It has been confirmed that Diaz is indeed in Montreal, so this fight will most likely be a go and here is how I see it going down.
This fight is going to be very similar to the GSP-Condit fight with takedowns and top-game dominance ruling the day for the champ.
Diaz will try to entertain and frustrate GSP with his hands, but as soon as he hits Georges with anything significant, he will be unable to sustain it because he will have to stuff the takedown.
The only difference may be in the fact that GSP wants to finish and even hurt Diaz, so he may open himself up a little more for a mistake.

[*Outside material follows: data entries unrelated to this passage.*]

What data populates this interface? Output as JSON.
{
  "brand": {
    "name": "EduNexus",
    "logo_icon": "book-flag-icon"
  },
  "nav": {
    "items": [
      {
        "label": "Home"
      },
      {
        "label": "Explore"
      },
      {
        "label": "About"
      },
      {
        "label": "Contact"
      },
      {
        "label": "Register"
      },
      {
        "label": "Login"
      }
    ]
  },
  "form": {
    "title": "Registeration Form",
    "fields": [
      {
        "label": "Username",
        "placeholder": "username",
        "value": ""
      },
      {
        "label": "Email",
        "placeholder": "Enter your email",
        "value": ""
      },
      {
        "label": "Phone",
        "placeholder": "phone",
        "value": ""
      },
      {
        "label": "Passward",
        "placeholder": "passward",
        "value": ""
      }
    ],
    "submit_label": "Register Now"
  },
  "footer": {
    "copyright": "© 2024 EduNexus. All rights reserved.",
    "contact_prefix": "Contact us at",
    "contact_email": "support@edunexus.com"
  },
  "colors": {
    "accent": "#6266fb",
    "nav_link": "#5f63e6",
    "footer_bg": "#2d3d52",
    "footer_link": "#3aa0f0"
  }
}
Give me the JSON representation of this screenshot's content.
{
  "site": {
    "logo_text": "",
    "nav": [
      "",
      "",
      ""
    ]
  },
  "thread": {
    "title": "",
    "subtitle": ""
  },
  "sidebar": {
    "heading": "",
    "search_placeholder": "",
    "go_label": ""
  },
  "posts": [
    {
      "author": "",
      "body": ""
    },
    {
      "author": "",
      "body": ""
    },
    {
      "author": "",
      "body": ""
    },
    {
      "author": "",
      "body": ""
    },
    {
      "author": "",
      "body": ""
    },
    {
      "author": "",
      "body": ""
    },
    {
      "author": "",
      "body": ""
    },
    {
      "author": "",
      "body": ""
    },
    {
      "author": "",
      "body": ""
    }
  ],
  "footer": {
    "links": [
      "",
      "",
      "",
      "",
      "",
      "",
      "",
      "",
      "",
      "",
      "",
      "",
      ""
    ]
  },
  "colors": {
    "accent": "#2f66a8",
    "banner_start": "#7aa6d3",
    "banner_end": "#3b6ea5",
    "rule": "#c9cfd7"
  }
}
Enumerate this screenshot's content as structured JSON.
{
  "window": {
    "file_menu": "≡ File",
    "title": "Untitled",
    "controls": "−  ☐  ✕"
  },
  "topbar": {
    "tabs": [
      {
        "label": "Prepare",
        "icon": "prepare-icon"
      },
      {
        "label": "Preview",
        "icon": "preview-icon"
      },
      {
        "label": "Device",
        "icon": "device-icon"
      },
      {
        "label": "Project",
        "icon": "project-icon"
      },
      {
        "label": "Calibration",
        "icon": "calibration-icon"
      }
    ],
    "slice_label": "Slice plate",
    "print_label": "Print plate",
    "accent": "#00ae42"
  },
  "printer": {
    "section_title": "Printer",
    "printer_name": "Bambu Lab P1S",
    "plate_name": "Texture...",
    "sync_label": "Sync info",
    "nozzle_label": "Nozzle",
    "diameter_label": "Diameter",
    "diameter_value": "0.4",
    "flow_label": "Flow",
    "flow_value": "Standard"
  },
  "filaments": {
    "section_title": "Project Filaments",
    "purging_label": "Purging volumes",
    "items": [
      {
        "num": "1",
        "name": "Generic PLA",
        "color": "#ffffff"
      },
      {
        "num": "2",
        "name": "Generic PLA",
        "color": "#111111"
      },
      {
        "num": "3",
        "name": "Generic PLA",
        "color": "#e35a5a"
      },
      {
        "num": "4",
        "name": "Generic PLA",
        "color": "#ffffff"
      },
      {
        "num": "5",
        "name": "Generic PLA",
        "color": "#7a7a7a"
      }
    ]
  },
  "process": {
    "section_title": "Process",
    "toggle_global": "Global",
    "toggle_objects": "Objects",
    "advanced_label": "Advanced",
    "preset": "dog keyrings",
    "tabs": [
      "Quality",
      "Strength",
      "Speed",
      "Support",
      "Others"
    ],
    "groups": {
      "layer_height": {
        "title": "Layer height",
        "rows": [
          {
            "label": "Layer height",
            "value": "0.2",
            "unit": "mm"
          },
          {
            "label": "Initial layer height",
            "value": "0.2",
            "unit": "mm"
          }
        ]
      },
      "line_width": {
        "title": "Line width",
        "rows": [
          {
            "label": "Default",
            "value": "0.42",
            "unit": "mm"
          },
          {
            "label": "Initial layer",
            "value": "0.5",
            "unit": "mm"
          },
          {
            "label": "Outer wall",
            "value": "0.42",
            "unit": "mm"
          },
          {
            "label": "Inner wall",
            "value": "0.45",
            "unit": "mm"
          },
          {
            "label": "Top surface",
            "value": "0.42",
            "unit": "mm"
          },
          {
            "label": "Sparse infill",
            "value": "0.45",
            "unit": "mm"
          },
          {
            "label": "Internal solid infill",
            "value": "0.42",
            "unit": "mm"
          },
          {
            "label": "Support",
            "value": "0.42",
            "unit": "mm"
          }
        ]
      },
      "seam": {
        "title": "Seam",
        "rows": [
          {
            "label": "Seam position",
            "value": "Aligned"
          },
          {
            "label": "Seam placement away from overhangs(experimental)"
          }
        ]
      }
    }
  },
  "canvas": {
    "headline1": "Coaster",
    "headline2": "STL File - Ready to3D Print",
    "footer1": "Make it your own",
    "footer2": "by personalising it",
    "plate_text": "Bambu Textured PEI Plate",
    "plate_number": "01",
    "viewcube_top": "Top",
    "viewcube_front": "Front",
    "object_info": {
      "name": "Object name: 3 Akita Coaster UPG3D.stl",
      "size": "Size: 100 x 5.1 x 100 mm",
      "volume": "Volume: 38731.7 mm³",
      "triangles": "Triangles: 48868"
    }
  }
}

Diaz may be able to capitalize on that if St-Pierre steps too much out of character.
In the end, I see GSP winning a unanimous decision like he always does, and defending his title for the eighth consecutive time.
Dwight Wakabayashi is a featured columnist for Bleacher Report UFC and regular contributor to Sportsnet.ca's UFC section. Follow him on Twitter @wakafightermma.